  31. ^ Freedom, European Centre for Press and Media. "Asli Erdoğan: "For all the journalists with their tongues cut out, solidarity is important"". European Centre for Press and Media Freedom. Retrieved 2020-12-23.[permanent dead link]
  32. ^ Freedom, European Centre for Press and Media. "Deniz Yücel and Asli Erdoğan win the "Prize for the Freedom and Future of the Media" 2017". European Centre for Press and Media Freedom. Retrieved 2021-01-07.
  33. ^ Saporito, Roberto (2017-12-03). "Premio Nazionale V. Padula. A colloquio con Asli Erdogan… che rischia il carcere a vita". Acri Punto Info (in Italian). Retrieved 2020-12-23.
  34. ^ "Adriatico Mediterraneo 2017 | XI edition | Associazione Adriatico Mediterraneo". Retrieved 2020-12-23.
  35. ^ "Bruno Kreisky Menschenrechtspreis". Retrieved 2020-12-23.
  36. ^ "Stadt Osnabrück: Dokumentation Friedenspreis 2017". Retrieved 2020-12-23.
  37. ^ "2018-Asli Erdogan, onzième prix Simone de Beauvoir pour la liberté des (...) - Prix Simone de Beauvoir pour la liberté des femmes". Retrieved 2020-12-23.
  38. ^ "Françoise Nyssen décore Asli Erdogan dans l'ordre des Arts et des Lettres". Livres Hebdo (in French). Retrieved 2020-12-23.
  39. ^ "Vaclav Havel Library Foundation Announces Asli Erdogan as the 2019 Winner, Disturbing the Peace, Award to a Courageous Writer at Risk – The Vaclav Havel Library Foundation". Retrieved 2020-12-11.
  40. ^ Taylor, Gerard (2018-03-12). "Turkish writer, Asli Erdogan, gets the authors' freedom of speech award". Norway Today. Retrieved 2020-12-23.
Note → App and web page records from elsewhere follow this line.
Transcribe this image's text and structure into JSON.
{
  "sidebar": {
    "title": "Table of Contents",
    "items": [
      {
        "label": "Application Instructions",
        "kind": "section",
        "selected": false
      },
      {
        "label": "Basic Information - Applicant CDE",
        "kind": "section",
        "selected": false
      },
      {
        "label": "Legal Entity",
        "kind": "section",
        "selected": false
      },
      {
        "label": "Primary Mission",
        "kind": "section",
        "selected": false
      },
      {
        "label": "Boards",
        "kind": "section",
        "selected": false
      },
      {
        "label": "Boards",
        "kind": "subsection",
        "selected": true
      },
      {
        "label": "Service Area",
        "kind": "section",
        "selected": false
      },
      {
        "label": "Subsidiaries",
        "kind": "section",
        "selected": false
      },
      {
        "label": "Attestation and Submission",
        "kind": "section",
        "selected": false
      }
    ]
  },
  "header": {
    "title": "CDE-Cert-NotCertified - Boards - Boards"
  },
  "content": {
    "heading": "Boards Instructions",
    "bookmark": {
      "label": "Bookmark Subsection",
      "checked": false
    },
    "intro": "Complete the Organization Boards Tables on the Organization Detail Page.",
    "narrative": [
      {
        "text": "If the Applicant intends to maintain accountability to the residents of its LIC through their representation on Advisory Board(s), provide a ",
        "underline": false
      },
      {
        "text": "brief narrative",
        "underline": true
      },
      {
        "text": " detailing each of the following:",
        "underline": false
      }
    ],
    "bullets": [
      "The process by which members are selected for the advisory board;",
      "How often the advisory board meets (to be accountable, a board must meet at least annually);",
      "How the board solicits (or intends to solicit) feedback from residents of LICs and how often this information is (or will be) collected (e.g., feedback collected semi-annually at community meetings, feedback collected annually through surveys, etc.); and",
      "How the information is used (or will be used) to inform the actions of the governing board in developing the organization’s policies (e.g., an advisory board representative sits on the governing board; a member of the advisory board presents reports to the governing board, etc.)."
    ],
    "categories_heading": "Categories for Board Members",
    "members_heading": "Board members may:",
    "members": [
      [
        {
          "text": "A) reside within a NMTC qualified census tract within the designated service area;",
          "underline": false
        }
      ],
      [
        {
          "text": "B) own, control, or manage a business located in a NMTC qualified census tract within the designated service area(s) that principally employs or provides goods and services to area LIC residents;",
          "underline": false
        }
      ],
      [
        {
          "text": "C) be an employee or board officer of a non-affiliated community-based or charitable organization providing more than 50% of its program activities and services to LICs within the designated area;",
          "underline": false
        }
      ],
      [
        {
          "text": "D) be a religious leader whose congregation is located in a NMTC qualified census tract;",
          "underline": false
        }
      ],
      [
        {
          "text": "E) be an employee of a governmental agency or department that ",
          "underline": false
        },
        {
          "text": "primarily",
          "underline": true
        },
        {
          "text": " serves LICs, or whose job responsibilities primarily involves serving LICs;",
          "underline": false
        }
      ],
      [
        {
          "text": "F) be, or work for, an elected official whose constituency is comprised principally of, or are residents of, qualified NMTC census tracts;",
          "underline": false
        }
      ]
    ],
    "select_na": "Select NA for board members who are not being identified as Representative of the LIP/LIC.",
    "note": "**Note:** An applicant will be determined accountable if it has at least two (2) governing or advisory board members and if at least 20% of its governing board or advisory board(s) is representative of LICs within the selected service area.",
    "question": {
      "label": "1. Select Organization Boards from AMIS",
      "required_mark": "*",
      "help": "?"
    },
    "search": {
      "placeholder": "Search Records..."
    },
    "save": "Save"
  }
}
Further reading[edit]

  • İmşir, Şirma Begüm (2013). Dictionary of Literary Biography: Post-1960 Novelists in Turkey (Volume 379 ed.). Gale Cengage Learning, Bruccoli Clark. pp. 87–92. ISBN 9780787696542.

External links[edit]

Media related to Aslı Erdoğan at Wikimedia Commons